### DIRECTIONS FOR THIS TASK
Your answer should be one number, the count of lines in the records that carry the string "WordPress".

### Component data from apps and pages
--- START ---

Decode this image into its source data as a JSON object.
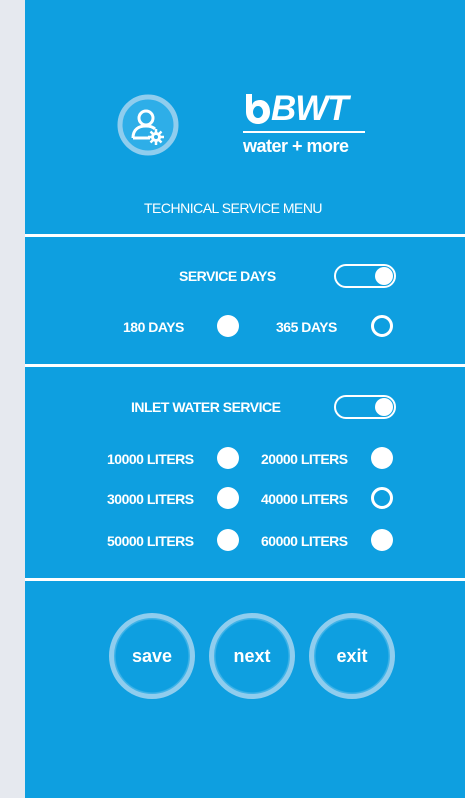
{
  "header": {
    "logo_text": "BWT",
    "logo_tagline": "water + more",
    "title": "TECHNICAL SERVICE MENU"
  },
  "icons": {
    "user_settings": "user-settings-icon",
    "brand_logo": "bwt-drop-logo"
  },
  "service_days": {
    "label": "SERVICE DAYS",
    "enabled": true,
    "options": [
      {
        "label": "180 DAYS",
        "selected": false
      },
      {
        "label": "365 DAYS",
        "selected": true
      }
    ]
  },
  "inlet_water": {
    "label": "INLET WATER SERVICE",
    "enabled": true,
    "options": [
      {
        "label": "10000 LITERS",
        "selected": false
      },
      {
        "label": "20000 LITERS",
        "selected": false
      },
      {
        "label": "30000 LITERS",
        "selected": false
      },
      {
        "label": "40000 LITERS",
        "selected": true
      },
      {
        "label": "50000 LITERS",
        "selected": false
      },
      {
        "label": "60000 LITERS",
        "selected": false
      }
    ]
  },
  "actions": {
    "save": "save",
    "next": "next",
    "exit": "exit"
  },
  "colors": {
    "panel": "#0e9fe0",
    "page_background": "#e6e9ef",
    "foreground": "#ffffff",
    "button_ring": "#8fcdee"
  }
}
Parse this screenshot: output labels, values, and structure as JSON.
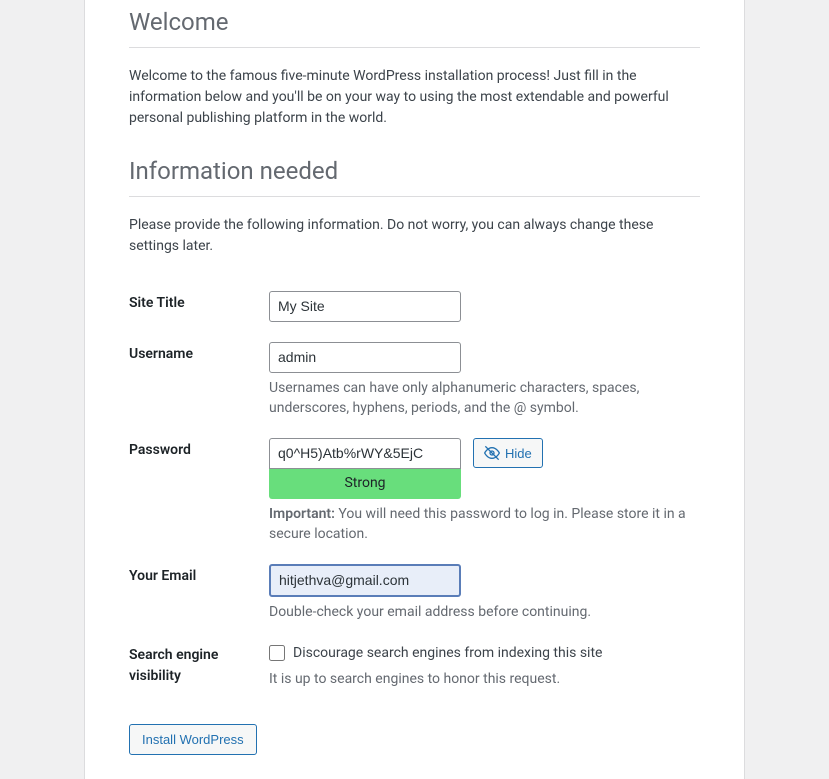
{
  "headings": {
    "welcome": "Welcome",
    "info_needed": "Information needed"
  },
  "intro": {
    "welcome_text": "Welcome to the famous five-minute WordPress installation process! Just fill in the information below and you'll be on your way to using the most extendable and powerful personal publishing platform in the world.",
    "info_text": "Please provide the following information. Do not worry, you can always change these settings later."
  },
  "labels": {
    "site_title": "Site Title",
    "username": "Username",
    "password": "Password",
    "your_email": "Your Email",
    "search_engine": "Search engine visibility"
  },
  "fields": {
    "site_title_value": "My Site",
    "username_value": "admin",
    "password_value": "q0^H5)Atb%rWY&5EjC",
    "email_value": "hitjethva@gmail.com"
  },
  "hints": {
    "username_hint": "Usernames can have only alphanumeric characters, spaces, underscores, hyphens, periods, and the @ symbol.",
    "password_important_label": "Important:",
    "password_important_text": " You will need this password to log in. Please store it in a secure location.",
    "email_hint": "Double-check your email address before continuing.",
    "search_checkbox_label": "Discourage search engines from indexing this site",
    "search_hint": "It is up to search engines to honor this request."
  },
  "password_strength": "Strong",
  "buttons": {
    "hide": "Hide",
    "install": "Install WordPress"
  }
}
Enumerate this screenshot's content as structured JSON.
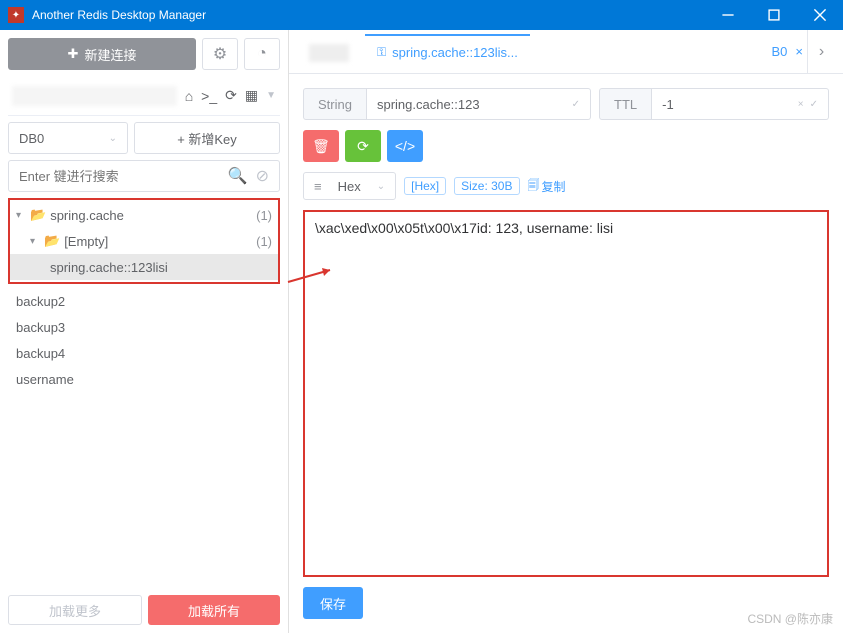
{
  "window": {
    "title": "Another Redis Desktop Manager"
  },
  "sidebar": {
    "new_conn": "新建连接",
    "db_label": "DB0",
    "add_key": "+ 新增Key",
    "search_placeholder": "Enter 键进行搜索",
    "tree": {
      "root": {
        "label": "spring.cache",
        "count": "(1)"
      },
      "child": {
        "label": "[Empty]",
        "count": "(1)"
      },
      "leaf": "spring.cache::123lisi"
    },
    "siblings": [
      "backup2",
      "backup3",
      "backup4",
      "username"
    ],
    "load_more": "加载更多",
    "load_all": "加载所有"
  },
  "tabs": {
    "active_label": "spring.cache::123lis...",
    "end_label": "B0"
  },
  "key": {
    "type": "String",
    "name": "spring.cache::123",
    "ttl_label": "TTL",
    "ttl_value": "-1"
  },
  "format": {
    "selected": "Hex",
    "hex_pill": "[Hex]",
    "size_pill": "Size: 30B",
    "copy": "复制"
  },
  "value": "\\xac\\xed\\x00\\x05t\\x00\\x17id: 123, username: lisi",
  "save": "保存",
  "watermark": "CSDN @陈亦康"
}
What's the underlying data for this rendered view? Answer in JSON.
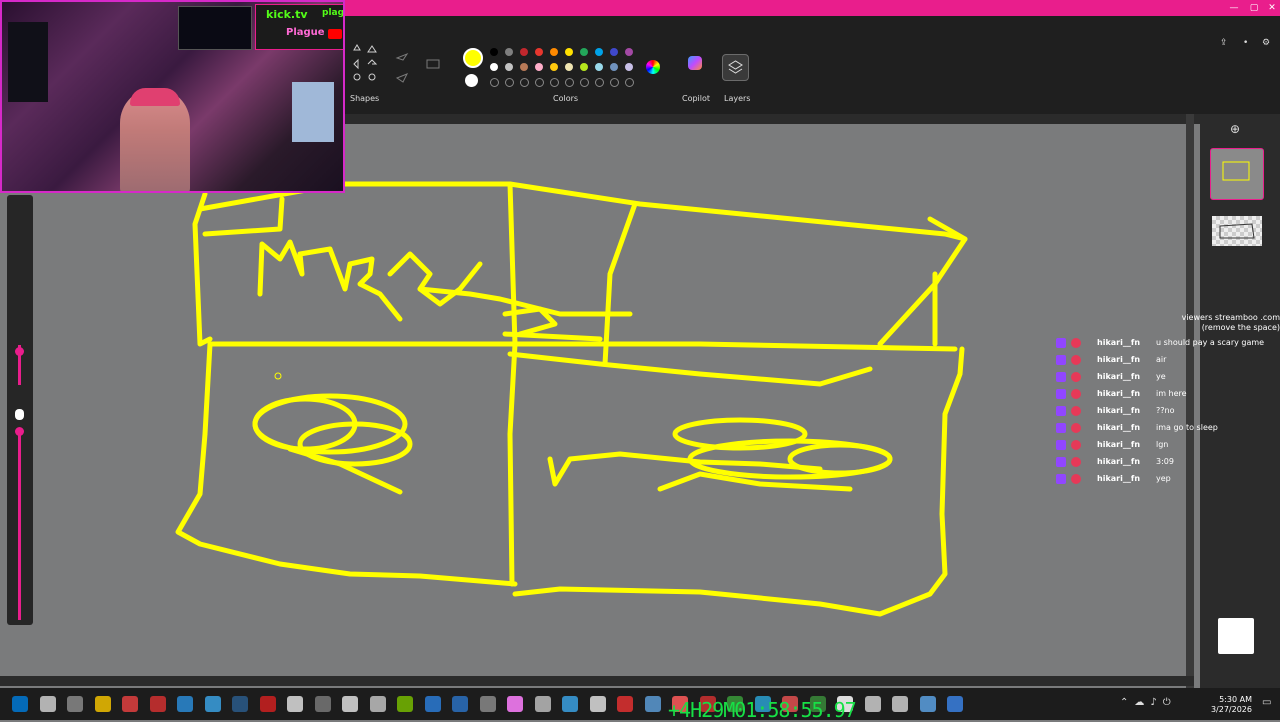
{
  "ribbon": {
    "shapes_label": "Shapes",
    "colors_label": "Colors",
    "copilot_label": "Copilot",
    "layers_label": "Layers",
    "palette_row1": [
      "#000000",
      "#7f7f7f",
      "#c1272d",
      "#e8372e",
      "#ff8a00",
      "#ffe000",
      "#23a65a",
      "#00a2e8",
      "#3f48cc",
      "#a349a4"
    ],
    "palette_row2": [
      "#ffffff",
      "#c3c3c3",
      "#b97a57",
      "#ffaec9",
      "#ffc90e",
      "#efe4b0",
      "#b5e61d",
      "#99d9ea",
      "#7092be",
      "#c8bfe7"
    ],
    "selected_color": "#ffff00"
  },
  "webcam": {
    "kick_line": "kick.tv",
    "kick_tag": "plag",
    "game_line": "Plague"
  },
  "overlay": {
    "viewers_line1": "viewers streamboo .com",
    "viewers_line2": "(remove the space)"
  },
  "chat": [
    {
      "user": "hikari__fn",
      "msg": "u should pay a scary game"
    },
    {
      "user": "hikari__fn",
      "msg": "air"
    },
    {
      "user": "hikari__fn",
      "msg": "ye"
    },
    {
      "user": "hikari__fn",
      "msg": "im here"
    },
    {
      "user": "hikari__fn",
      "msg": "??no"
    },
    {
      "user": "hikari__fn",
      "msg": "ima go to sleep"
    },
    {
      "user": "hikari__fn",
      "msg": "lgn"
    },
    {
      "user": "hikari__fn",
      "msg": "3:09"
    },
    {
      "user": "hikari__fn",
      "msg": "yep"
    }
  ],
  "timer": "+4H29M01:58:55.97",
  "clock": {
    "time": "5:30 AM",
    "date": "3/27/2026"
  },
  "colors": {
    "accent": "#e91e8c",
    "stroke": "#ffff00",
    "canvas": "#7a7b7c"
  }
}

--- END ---

### RESPONSE BELOW
2